Records contained in a dataset:
_ _ _ _ _
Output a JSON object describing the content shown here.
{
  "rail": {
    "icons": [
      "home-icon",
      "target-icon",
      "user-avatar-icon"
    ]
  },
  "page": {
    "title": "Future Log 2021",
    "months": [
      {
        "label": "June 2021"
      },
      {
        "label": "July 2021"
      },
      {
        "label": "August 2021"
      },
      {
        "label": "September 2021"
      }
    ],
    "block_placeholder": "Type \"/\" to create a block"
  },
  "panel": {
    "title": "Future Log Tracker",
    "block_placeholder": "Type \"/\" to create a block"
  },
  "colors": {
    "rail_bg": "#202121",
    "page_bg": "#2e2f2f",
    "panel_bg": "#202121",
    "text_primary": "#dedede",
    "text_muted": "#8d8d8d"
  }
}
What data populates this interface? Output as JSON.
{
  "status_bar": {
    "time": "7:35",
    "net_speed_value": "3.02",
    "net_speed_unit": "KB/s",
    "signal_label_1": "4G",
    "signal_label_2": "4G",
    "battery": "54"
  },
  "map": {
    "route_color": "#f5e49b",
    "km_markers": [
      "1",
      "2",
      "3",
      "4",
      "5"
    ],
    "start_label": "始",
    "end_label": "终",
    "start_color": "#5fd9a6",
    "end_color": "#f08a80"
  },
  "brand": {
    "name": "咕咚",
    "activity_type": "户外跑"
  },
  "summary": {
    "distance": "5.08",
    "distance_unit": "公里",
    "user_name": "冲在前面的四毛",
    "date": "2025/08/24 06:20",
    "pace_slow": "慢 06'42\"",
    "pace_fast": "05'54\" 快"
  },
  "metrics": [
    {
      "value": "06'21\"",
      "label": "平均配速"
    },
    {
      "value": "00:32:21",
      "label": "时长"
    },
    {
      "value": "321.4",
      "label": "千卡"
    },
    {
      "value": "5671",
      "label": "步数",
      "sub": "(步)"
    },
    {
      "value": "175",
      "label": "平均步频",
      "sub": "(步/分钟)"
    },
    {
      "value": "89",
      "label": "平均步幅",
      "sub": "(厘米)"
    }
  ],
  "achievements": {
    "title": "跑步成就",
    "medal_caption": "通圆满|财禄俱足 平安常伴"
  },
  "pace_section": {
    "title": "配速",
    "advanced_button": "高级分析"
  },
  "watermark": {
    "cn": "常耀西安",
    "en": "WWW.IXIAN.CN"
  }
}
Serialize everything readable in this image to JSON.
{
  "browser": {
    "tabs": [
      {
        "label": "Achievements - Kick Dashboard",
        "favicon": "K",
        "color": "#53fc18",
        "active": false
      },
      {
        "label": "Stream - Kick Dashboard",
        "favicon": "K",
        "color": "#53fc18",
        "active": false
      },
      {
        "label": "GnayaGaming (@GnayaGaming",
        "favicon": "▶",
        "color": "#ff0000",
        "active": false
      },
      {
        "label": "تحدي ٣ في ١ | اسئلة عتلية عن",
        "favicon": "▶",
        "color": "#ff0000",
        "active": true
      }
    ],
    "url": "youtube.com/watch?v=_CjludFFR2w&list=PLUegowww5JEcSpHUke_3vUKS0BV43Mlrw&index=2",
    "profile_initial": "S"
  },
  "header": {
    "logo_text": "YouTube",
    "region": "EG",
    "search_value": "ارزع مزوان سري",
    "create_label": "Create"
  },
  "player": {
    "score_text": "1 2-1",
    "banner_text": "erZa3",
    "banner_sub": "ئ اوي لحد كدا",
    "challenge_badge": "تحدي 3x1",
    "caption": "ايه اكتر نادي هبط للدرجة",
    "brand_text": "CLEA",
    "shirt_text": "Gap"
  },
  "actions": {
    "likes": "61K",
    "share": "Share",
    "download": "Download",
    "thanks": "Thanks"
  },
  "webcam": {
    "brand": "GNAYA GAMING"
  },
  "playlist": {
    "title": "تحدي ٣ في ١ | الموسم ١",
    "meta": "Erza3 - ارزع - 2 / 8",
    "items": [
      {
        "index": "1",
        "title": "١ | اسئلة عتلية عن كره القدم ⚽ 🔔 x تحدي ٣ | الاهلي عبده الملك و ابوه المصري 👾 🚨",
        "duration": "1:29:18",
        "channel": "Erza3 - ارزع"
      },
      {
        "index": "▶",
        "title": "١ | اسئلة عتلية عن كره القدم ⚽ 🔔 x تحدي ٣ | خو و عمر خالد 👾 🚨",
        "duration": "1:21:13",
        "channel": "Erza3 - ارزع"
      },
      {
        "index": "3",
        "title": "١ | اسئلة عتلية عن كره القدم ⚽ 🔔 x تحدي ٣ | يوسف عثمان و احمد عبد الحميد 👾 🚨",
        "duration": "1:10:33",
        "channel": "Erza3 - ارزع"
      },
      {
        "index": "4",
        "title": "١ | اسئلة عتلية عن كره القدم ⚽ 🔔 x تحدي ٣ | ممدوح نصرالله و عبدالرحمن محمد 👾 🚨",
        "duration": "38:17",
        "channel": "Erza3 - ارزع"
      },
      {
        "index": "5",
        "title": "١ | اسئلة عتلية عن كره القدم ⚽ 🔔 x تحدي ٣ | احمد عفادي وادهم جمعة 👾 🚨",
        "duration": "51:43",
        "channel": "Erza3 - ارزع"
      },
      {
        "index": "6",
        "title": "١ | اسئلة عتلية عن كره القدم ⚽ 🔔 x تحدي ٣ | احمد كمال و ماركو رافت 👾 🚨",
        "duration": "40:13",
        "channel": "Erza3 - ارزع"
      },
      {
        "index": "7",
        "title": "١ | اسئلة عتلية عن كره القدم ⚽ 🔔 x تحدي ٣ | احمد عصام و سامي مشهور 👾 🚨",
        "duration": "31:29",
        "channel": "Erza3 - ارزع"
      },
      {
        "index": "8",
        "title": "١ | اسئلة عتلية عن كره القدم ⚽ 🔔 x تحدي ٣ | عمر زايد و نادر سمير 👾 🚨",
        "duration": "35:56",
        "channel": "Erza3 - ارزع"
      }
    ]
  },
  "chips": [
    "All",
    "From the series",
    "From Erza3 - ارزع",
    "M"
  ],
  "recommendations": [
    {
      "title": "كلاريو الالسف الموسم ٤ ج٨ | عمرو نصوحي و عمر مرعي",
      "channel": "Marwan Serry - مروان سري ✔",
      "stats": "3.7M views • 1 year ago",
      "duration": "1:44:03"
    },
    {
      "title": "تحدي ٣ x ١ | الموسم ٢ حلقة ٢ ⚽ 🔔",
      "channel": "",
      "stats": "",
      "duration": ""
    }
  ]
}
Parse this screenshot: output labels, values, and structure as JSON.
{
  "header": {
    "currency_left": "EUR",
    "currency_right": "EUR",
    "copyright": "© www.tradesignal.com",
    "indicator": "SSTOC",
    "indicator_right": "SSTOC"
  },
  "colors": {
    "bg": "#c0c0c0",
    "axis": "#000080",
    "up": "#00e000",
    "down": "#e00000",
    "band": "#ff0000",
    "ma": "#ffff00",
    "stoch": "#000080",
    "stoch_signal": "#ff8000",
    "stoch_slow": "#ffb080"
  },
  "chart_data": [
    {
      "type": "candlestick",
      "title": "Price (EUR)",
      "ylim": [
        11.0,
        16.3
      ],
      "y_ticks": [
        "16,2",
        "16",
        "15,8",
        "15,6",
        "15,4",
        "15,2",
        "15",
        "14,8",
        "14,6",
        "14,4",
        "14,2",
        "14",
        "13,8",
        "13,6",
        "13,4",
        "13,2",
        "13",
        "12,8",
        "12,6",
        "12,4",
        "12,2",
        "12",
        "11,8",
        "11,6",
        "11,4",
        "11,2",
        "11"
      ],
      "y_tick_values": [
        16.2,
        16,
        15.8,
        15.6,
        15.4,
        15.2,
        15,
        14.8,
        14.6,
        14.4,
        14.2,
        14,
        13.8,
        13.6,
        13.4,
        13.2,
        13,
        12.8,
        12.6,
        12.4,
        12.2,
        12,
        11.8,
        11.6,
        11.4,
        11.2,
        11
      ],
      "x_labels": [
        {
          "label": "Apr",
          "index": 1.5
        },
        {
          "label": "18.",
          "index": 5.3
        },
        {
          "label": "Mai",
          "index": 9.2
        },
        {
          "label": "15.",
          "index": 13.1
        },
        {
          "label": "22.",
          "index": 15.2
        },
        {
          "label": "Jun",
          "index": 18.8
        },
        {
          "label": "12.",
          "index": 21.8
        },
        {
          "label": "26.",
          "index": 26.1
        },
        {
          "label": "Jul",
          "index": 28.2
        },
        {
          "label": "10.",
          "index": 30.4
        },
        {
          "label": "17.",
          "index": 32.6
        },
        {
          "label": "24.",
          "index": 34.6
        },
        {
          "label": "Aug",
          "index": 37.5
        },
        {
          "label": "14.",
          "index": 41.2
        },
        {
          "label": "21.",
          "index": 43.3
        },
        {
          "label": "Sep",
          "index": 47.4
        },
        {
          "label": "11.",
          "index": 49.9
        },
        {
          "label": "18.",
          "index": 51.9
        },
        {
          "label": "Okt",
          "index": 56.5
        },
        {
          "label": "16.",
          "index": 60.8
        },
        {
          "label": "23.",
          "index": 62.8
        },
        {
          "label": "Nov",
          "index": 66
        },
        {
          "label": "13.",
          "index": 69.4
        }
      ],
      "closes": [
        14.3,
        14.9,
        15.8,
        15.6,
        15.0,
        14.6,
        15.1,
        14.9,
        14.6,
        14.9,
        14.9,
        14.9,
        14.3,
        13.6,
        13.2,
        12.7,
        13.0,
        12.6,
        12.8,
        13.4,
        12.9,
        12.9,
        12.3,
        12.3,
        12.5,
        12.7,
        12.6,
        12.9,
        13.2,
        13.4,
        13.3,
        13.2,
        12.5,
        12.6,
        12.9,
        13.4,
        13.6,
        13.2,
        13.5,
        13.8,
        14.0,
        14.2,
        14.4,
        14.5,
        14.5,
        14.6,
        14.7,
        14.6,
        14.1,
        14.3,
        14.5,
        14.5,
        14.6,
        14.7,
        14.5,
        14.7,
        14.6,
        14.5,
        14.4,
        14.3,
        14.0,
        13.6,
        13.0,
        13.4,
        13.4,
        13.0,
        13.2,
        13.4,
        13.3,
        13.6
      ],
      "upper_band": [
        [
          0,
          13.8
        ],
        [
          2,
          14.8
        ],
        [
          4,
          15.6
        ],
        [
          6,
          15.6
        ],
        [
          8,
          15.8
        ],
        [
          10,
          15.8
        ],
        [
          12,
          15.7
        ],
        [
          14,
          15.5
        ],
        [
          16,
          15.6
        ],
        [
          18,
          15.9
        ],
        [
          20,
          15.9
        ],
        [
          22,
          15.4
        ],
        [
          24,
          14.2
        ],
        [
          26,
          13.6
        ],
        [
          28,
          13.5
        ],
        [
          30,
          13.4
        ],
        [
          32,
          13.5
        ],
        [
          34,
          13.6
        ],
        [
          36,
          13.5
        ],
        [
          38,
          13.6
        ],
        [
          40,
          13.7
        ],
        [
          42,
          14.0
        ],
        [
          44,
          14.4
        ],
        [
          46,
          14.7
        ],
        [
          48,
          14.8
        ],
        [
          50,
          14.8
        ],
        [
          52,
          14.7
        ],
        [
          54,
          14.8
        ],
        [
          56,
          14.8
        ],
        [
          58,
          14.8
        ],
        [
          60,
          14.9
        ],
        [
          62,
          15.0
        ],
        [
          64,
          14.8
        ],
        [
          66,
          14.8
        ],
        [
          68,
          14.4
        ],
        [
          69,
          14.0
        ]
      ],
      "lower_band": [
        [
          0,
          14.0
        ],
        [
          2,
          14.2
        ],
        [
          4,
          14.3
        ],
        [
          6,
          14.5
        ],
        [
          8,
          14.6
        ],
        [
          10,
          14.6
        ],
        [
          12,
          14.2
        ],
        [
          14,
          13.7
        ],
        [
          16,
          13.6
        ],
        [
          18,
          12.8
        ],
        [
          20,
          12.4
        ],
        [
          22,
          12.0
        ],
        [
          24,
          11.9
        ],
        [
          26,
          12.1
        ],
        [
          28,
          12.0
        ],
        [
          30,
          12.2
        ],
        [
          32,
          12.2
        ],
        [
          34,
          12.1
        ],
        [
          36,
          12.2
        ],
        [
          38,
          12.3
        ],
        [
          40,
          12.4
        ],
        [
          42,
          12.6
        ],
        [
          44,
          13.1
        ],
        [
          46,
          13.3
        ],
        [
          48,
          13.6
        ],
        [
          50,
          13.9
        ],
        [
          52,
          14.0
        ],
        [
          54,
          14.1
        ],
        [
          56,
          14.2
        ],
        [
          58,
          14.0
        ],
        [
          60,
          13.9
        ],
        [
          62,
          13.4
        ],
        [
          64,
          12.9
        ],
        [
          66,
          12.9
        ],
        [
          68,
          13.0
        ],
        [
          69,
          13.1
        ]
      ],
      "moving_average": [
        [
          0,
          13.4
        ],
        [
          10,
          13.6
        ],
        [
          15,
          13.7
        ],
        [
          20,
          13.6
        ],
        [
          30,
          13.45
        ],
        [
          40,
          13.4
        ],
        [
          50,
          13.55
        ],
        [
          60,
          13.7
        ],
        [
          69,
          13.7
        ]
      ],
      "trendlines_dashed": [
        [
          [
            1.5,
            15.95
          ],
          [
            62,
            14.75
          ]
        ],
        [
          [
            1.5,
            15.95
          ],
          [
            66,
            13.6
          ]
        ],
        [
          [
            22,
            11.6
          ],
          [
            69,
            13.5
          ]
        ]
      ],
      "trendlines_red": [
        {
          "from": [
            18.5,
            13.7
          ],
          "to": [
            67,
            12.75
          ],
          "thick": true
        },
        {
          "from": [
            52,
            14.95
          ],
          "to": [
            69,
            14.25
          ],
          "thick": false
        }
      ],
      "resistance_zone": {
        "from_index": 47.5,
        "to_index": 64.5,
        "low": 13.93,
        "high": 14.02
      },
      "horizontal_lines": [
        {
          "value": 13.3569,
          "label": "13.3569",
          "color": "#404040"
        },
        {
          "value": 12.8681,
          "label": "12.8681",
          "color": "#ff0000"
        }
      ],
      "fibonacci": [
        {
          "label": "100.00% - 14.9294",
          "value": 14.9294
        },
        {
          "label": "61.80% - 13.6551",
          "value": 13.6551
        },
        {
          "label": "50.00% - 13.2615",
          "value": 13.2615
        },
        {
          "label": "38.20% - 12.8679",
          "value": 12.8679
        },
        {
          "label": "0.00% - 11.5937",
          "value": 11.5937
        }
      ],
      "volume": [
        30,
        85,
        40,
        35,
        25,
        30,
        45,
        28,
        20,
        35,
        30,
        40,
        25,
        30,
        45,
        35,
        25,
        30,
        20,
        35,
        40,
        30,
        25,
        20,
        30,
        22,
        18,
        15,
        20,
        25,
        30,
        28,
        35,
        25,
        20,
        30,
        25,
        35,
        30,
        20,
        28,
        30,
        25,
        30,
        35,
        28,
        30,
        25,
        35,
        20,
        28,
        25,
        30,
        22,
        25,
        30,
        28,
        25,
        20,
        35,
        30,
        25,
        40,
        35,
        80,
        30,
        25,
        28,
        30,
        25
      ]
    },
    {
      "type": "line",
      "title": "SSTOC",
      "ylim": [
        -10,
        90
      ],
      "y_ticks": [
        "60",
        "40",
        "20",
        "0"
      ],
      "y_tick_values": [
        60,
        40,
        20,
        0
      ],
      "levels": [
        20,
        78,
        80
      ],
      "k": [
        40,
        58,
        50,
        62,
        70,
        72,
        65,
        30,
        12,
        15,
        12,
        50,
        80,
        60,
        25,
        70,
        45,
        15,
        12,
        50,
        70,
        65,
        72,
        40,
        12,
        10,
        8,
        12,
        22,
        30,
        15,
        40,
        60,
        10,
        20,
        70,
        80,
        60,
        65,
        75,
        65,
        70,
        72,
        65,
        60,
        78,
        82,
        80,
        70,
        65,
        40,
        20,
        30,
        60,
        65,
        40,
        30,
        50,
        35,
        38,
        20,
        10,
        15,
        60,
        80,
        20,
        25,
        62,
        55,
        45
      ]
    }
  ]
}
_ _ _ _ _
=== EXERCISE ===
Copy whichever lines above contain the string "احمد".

=== RESPONSE TO THE TASK ===
        "title": "١ | اسئلة عتلية عن كره القدم ⚽ 🔔 x تحدي ٣ | يوسف عثمان و احمد عبد الحميد 👾 🚨",
        "title": "١ | اسئلة عتلية عن كره القدم ⚽ 🔔 x تحدي ٣ | احمد عفادي وادهم جمعة 👾 🚨",
        "title": "١ | اسئلة عتلية عن كره القدم ⚽ 🔔 x تحدي ٣ | احمد كمال و ماركو رافت 👾 🚨",
        "title": "١ | اسئلة عتلية عن كره القدم ⚽ 🔔 x تحدي ٣ | احمد عصام و سامي مشهور 👾 🚨",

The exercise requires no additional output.